He recommends and owns Berkshire Hathaway because it is trading around $2,100 and he thinks it is worth $2,900. He explained that the real key to Berkshire's strength is its insurance business. The nice thing about insurance is that clients pay you premiums before you have to pay them claims. This is essentially an interest-free loan that its chairman and CEO, Warren Buffett, can invest however he likes. Insurance industry pricing is on the rise, and Berkshire's Geico and General Re subsidiaries should benefit from this trend.
Gary thinks Evan and Zora should buy it too. He said even though the stock has been very volatile and really has made no progress since its 1998 high, he’d still buy it, but would sell at $2,500.

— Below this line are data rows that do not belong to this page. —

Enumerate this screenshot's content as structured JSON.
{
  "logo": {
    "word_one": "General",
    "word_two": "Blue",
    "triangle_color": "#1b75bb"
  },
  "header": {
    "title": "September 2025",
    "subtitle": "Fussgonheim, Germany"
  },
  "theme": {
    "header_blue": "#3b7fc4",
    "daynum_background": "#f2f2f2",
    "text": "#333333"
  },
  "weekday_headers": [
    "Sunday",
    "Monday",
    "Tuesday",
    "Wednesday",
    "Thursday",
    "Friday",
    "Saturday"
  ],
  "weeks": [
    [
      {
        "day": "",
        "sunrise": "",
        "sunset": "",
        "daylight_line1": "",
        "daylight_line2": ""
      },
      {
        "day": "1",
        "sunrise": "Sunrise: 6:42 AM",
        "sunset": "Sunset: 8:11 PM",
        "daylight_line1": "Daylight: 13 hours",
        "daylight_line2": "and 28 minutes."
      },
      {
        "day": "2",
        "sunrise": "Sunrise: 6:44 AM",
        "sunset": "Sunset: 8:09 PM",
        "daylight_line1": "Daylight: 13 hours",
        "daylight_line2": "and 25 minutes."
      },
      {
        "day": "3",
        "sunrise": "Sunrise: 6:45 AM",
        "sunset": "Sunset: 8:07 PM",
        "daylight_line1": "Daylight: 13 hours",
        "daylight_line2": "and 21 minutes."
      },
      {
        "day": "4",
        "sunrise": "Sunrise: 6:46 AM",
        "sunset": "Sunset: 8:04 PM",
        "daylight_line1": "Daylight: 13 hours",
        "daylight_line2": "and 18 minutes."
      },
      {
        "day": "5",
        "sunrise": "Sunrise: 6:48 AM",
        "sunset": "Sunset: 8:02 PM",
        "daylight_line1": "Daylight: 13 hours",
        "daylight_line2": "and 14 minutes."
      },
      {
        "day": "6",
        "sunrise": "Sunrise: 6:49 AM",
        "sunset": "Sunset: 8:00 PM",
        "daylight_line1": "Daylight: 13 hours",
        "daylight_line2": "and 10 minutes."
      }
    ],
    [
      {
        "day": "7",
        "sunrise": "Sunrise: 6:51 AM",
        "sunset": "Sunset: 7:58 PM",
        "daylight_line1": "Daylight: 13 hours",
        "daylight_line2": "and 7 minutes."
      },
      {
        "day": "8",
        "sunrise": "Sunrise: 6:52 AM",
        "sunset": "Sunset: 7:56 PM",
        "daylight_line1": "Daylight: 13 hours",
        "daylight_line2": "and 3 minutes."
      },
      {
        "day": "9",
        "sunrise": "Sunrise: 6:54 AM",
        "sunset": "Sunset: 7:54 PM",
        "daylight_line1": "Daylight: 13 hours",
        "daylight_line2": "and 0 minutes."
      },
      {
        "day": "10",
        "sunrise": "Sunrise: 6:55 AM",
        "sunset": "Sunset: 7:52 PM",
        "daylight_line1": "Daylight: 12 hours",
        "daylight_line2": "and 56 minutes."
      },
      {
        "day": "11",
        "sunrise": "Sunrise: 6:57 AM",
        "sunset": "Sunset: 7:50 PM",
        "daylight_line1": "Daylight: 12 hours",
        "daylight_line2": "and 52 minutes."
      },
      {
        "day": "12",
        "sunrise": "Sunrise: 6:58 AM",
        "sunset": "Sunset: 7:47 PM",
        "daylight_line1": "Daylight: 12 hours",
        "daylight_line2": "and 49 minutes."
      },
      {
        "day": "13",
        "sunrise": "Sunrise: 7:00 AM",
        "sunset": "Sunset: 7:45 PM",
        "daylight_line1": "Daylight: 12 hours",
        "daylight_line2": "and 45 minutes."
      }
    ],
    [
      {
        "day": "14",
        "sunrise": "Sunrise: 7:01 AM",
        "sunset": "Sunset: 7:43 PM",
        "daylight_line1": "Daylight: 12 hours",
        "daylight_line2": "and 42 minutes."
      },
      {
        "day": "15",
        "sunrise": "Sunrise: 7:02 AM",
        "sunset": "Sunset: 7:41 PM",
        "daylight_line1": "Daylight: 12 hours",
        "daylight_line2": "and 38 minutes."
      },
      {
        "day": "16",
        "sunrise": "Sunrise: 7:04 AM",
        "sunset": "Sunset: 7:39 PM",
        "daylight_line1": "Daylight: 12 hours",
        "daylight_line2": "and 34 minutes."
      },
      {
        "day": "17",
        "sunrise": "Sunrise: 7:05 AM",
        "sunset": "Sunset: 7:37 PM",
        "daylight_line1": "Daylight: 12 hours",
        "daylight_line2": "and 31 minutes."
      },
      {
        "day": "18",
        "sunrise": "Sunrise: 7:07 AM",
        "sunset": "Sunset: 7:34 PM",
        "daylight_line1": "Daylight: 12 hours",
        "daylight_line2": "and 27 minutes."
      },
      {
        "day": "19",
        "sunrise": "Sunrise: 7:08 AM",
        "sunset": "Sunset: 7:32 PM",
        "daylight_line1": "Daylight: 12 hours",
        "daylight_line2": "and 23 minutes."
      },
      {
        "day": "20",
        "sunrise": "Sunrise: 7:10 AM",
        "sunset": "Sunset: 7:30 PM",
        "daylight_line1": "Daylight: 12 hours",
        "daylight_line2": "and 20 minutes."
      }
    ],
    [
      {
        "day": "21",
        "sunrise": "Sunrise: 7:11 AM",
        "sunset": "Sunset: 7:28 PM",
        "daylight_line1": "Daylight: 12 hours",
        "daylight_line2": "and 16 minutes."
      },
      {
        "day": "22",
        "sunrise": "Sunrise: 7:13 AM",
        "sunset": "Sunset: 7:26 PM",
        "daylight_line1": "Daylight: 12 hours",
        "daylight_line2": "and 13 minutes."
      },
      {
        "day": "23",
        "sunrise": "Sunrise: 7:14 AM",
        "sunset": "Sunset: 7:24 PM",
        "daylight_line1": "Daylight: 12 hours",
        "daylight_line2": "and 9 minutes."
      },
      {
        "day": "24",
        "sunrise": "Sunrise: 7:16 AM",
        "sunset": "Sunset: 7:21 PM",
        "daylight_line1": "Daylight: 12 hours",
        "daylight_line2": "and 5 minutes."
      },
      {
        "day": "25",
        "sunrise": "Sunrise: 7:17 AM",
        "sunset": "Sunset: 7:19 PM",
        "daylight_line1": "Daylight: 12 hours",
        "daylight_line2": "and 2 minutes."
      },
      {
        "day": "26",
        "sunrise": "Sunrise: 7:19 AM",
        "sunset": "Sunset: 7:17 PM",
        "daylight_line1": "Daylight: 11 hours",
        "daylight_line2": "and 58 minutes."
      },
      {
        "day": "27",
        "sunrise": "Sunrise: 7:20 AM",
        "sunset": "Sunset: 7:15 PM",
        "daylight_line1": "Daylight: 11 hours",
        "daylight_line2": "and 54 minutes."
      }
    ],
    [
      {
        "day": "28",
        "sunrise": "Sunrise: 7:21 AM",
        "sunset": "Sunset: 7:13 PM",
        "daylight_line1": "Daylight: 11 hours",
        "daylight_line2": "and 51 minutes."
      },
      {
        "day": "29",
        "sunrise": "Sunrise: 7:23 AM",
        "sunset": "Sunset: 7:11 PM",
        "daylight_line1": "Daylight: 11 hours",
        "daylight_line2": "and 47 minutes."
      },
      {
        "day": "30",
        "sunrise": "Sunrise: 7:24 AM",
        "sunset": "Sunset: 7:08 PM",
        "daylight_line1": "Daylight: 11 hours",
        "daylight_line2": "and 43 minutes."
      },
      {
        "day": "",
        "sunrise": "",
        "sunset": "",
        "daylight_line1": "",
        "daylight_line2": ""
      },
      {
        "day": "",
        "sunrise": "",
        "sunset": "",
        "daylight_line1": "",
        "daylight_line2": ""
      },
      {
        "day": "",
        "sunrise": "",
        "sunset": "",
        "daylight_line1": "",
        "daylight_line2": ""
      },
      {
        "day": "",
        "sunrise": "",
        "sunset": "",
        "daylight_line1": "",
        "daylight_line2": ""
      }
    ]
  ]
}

Pat also chose Robert Half International for the young couple. Pat likes this temporary-staffing firm because it has a strong balance sheet, experienced and capable management, high returns on capital, and plenty of free cash flow. Pat said if the company has an 8 percent rebound in revenue this year and 15% thereafter—which is well below historical levels—the shares are worth about $20. But this is a cyclical company, so a delay in an economic rebound would definitely hurt Robert Half. (This stock closed on Friday at $14.21)
But Gary wasn’t sure if he’d give a necklace to the stock. When he charted Robert Half, he showed that the stock has been in a nasty downtrend since November. But, he thinks it is due for a bounce. He advised to buy the stock if it can close above that downtrend level, which would be in the $14 area.
Pat said buying Northern Trust will help Evan and Zora buy their own chateau. Investors who own this stock are making the bet that the rich will get richer because Northern manages money for some of the country's wealthiest individuals. It only makes loans to fee-paying customers, which limits the risk of bad loans eating into profits. The company is aggressively expanding into New York, and has an opportunity to pick up a lot of new clients. Pat thinks the stock could be worth $50 within a few years. (Northern closed at $32.19 on Friday.)
Gary responded that his reason for buying the stock wouldn’t be for money or love…but pain! He explained that the stock is extremely weak and has been going down for years. He wouldn’t buy Northern unless it showed some strength and closed above $35.
Tobin: Altria (MO) cuts dividend by 25 percent; sell now!
Gary B: Intel (INTC) cracks; price cut in half within a year
Rob: Nasdaq stays weak; Tech companies leave Silicon Valley
Scott: Time to buy U.S. Global Eastern European Fund (EUROX)
Pat: AVX Corp (AVX) now a great buying opportunity